Lance Bombardier Edward Wait, 25 and from Southsea, was serving with 444 Field Battery in 64 Field Regiment Royal Artillery, a London-based Territorial Army unit. The Regiment was part of the 56th (London Division) during the war in Italy in 1943. As an Observation Post Assistant to the Battery Commander, Wait had an important role in keeping communications flowing between the Observation Post, the Guns and the Infantry that the Battery was commanding. Frequently in the Second World War the Royal Artillery were called upon to provide support to Infantry attacks, and the Artillery Signals network often provided a link not only for the Gunners but other units too.
The Reccomendation for his Military Medal takes up the story:

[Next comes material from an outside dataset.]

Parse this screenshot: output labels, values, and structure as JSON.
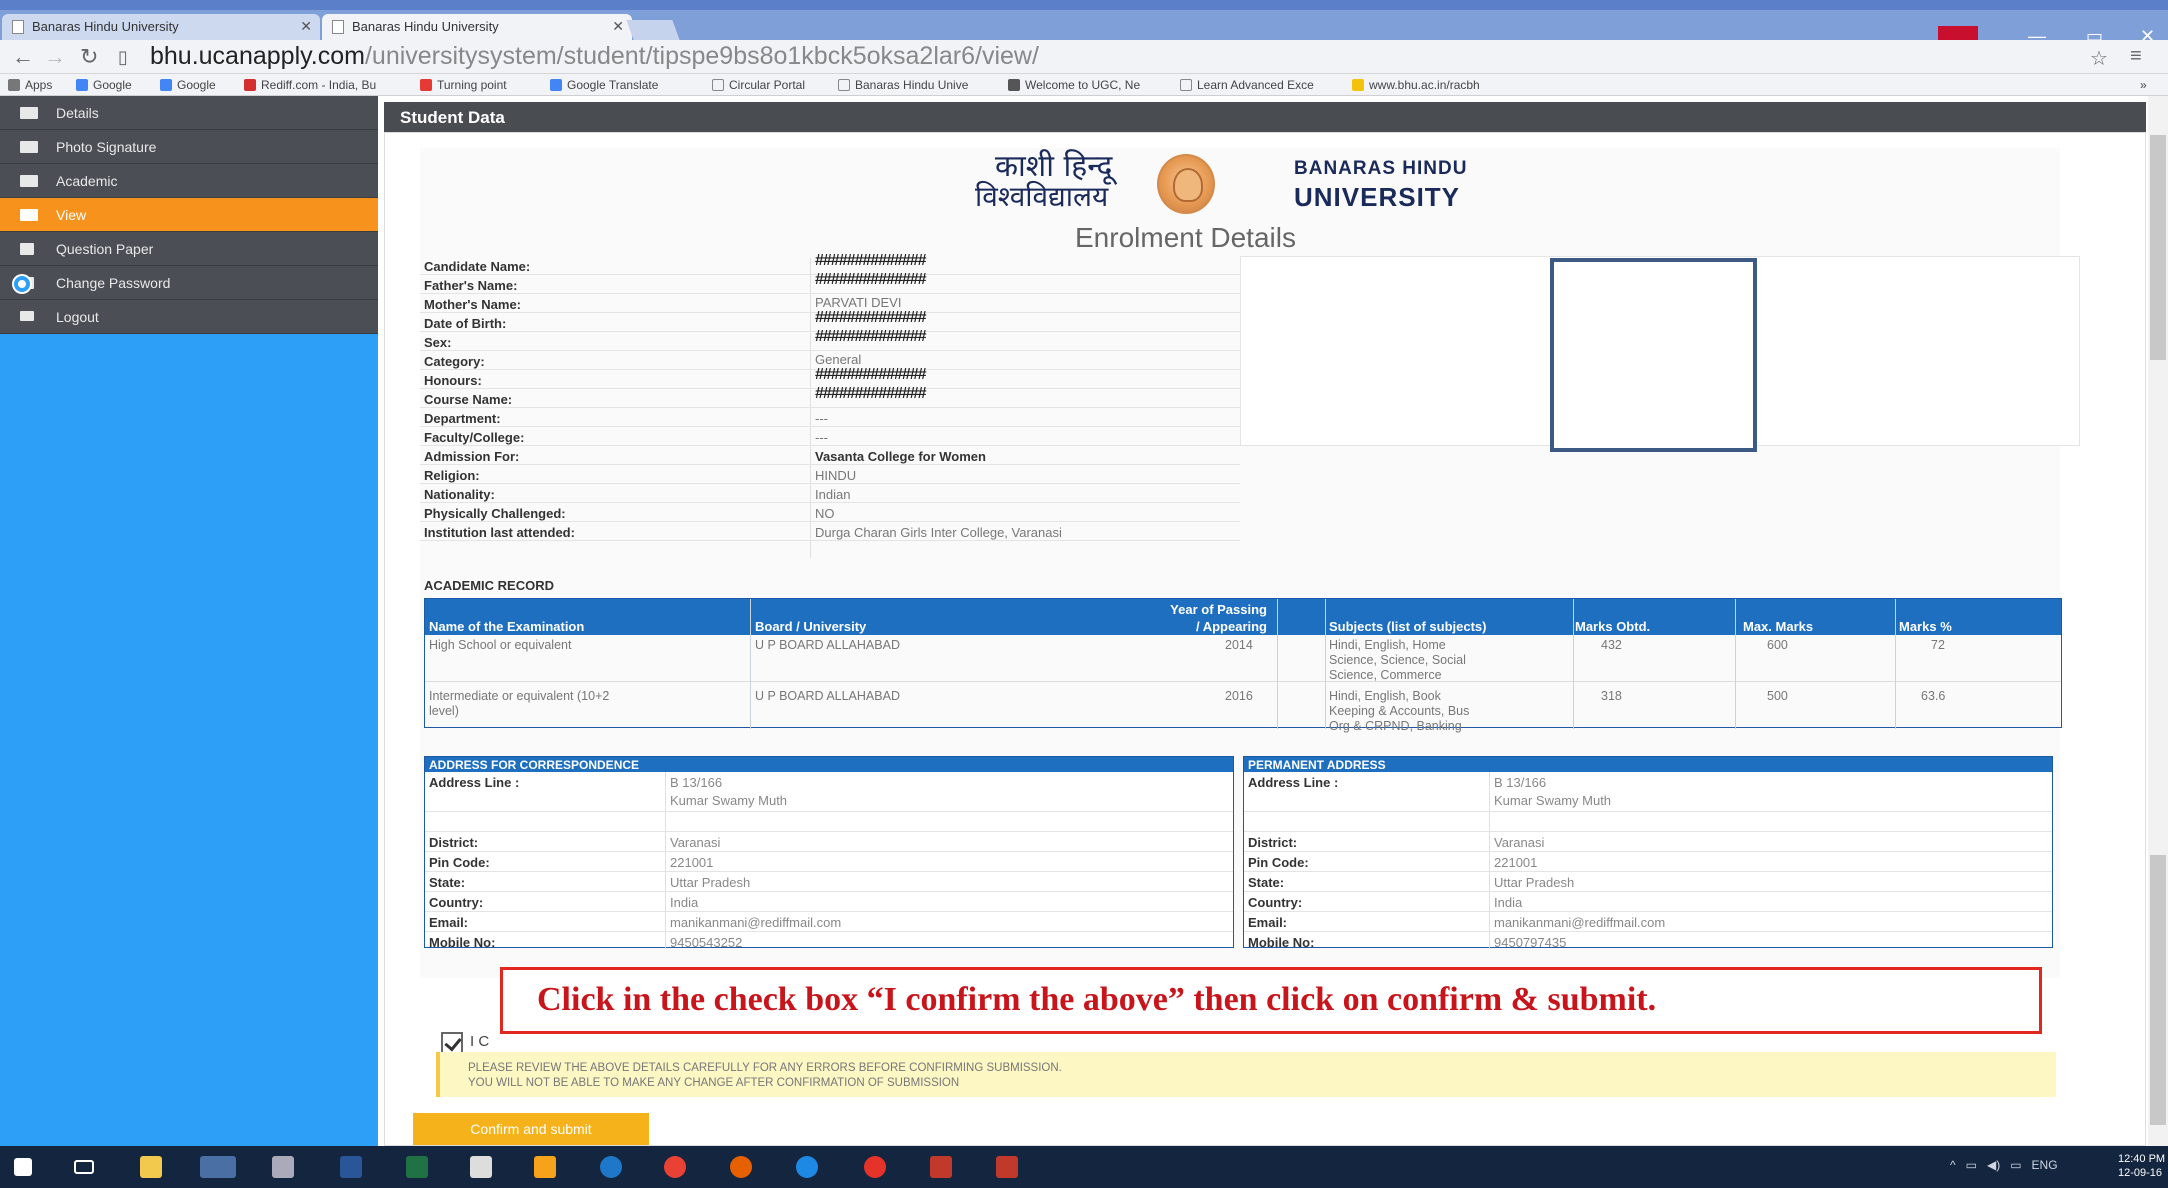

On the night of 29 October 1943 444 Field Battery RA were supporting the 7th Oxfordshire and Buckinghamshire Light Infantry in the attack on the Tranzi feature 0492. Lance Bombardier Wait was performing the duties of O.P.A. to the Battery Commander’s party. In about the area 047916 the wireless set which was carried by a signaller got struck by a piece of shell which damaged the terminal wire and rendered the set unserviceable. At this particular moment, approximately 0230 hours, this set was the only means of communication to Brigade HQ as the Battalion set was disserviceable. To repair the wireless set was a delicate operation which entailed removing minute screws from the control panel. Lance Bombardier Wait worked coolly and patiently in the dark under heavy mortar and shelling and made good the repair in 15 minutes. The shelling was so intense that the Infantry were forced to take cover but Lance Bombardier Wait remained in the open with his set. Later on the set gave further trouble; infiltrating enemy made things very confused and Lance Bombardier Wait and one signaller got separated and lost touch with the rest of the party. He knew that the objective was a certain feature and through his determination to succeed at all costs he rejoined his Battery Commander on the feature at first light with his set through to the Battery. His complete disregard for personal safety was most noticeable, he is a young NCO and this was his first experience of an attack and his behaviour throughout was very fine indeed.
Lance Bombardier Wait’s Military Medal was announced in the London Gazette on 21 March 1944. He did not live to learn of the award, however. Wait was killed on 20 February 1944, during the amphibious assault in the Anzio Beachead. He is buried at Anzio War Cemetery.